About this exercise –
Exact reproduction required: print each line of the material below.

Exercise data –
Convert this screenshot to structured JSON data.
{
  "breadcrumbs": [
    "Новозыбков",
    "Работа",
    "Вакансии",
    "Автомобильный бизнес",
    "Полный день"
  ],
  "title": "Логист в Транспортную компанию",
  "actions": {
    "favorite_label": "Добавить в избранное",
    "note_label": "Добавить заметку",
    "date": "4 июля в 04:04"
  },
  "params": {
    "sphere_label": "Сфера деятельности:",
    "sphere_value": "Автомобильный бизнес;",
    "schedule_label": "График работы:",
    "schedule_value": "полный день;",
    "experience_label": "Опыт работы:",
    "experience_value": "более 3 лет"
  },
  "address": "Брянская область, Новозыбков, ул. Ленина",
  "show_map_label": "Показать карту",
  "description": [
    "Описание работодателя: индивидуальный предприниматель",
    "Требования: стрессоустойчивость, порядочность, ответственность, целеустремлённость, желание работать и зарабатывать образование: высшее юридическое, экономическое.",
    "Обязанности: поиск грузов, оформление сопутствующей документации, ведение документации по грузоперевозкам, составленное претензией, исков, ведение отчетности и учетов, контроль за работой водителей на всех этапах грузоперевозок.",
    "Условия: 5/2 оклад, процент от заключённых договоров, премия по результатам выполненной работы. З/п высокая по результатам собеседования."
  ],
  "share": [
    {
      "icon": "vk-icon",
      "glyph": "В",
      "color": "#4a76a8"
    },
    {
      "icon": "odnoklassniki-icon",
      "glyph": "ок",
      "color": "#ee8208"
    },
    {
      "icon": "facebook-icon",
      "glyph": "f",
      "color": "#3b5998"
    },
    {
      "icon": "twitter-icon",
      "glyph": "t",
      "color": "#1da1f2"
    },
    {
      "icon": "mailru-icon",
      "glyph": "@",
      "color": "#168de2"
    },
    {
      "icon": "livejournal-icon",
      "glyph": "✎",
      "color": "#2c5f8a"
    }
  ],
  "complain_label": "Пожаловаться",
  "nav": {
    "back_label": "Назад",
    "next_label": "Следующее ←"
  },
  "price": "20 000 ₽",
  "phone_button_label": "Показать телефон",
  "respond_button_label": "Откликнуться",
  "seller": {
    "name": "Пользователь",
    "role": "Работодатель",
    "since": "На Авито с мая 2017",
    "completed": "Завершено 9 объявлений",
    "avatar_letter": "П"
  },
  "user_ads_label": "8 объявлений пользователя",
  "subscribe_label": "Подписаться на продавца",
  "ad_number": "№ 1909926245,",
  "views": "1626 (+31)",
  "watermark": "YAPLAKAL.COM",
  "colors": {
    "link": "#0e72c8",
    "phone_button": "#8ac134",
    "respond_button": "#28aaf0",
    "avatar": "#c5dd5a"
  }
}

Exercise solution –
Convert this screenshot to structured JSON data.
{
  "breadcrumbs": [
    "Новозыбков",
    "Работа",
    "Вакансии",
    "Автомобильный бизнес",
    "Полный день"
  ],
  "title": "Логист в Транспортную компанию",
  "actions": {
    "favorite_label": "Добавить в избранное",
    "note_label": "Добавить заметку",
    "date": "4 июля в 04:04"
  },
  "params": {
    "sphere_label": "Сфера деятельности:",
    "sphere_value": "Автомобильный бизнес;",
    "schedule_label": "График работы:",
    "schedule_value": "полный день;",
    "experience_label": "Опыт работы:",
    "experience_value": "более 3 лет"
  },
  "address": "Брянская область, Новозыбков, ул. Ленина",
  "show_map_label": "Показать карту",
  "description": [
    "Описание работодателя: индивидуальный предприниматель",
    "Требования: стрессоустойчивость, порядочность, ответственность, целеустремлённость, желание работать и зарабатывать образование: высшее юридическое, экономическое.",
    "Обязанности: поиск грузов, оформление сопутствующей документации, ведение документации по грузоперевозкам, составленное претензией, исков, ведение отчетности и учетов, контроль за работой водителей на всех этапах грузоперевозок.",
    "Условия: 5/2 оклад, процент от заключённых договоров, премия по результатам выполненной работы. З/п высокая по результатам собеседования."
  ],
  "share": [
    {
      "icon": "vk-icon",
      "glyph": "В",
      "color": "#4a76a8"
    },
    {
      "icon": "odnoklassniki-icon",
      "glyph": "ок",
      "color": "#ee8208"
    },
    {
      "icon": "facebook-icon",
      "glyph": "f",
      "color": "#3b5998"
    },
    {
      "icon": "twitter-icon",
      "glyph": "t",
      "color": "#1da1f2"
    },
    {
      "icon": "mailru-icon",
      "glyph": "@",
      "color": "#168de2"
    },
    {
      "icon": "livejournal-icon",
      "glyph": "✎",
      "color": "#2c5f8a"
    }
  ],
  "complain_label": "Пожаловаться",
  "nav": {
    "back_label": "Назад",
    "next_label": "Следующее ←"
  },
  "price": "20 000 ₽",
  "phone_button_label": "Показать телефон",
  "respond_button_label": "Откликнуться",
  "seller": {
    "name": "Пользователь",
    "role": "Работодатель",
    "since": "На Авито с мая 2017",
    "completed": "Завершено 9 объявлений",
    "avatar_letter": "П"
  },
  "user_ads_label": "8 объявлений пользователя",
  "subscribe_label": "Подписаться на продавца",
  "ad_number": "№ 1909926245,",
  "views": "1626 (+31)",
  "watermark": "YAPLAKAL.COM",
  "colors": {
    "link": "#0e72c8",
    "phone_button": "#8ac134",
    "respond_button": "#28aaf0",
    "avatar": "#c5dd5a"
  }
}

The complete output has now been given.